Even if you're happy to be seeing better with your first pair of eyeglasses, you may not realize that every day you could be doing things that scratch up the lenses or ruin the frames. Your daily habits might make your glasses more difficult to see clearly out of and more uncomfortable to wear. Here are some ways you could be ruining your eyeglasses.
You're Not Rinsing Lenses Before Wiping Them
One of the biggest mistakes that people make with their glasses is that they wipe them with their shirts, napkins and tissues. But even if you use appropriate soft microfiber cloths, wiping the lenses before you rinse them can mean you're essentially rubbing dust and debris directly into the lenses themselves. Rinsing lenses with clean water first will help wash away those particles so that you're less likely to scratch up each lense.
You're Bending the Frames When You Wipe Lenses

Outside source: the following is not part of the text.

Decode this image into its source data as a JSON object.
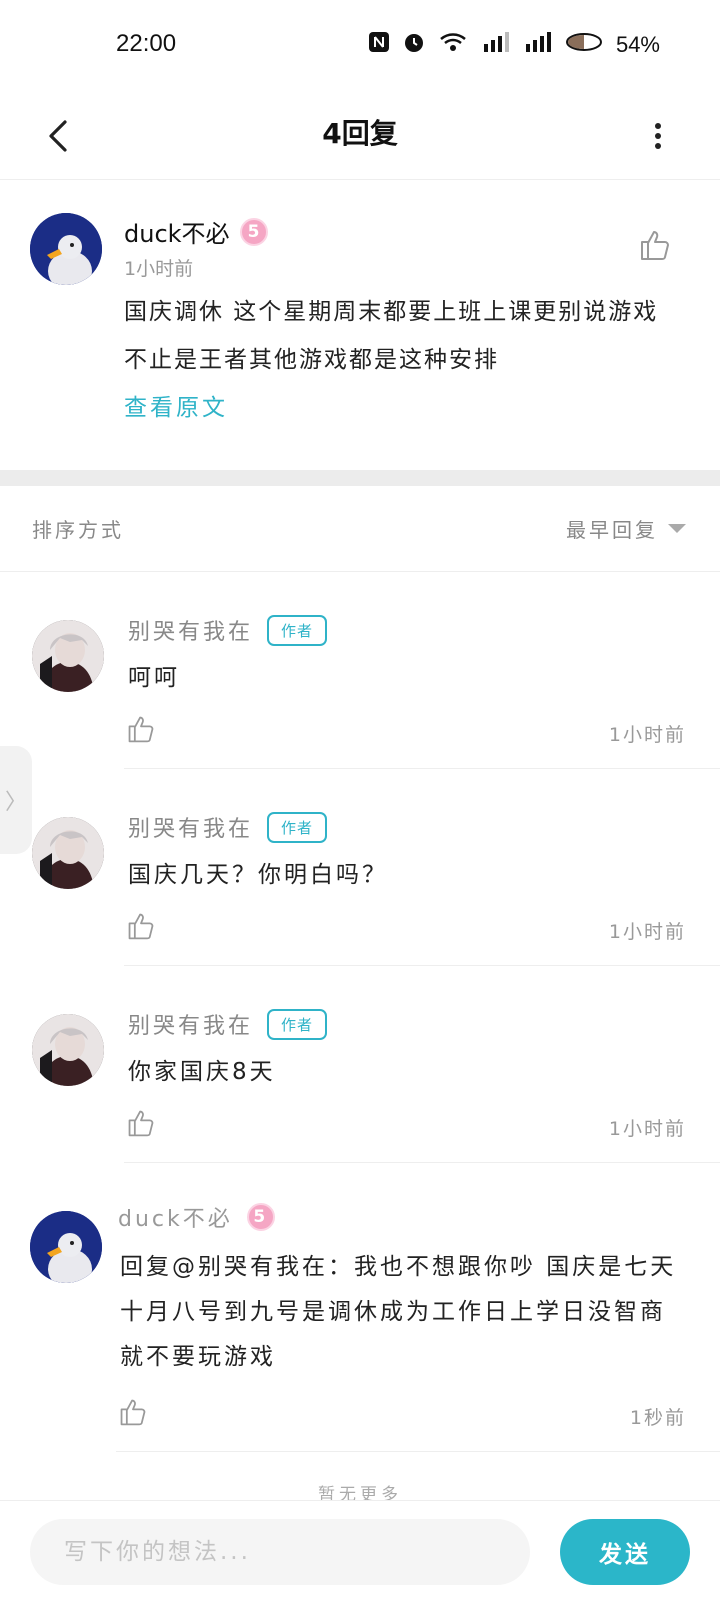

When you wipe lenses to clean them, if you're like a lot of people, you hold one end of the frames and vigorously wipe. Over time, this can bend the frames, which will make them lie on your face differently and may make them uncomfortable. For that reason, whenever you hold the frames, hold them right where the bridge of your nose fits.
You're Using Glass Cleaner
You might think water isn't good enough for your glasses; you may consider that a commercial glass cleaner works for the windows in your house so it could be suitable for your eyeglasses too. This is a mistake; commercial products for regular glass have chemicals that could actually damage your eyeglasses, particularly if there are lense coatings. Don't use anything for cleaning except water and a solution formulated for your glasses that you can purchase directly from your vision center.
You Don't Store Them Properly
While you may have gotten one of those soft pouches when you picked up your eyeglasses, depending on your home environment you may need something more substantial. Dogs, children and your own forgetfulness may mean that the glasses, even in the soft pouch, can be sat on, stepped on or otherwise damaged. For that reason, it's probably a good idea to spend a few extra dollars and get a hard case that will provide more protection. This is even more true if you aren't using a pouch at all and are just leaving your glasses out on the sideboard or coffee table.
Now that you're aware of what you could be doing to damage your glasses, you can change your actions. Going to a local vision center and talking to an optometrist about additional ways to protect your eyeglasses is also a smart idea. For more information, contact a center such as Dr. Charles A. Richards, O.D.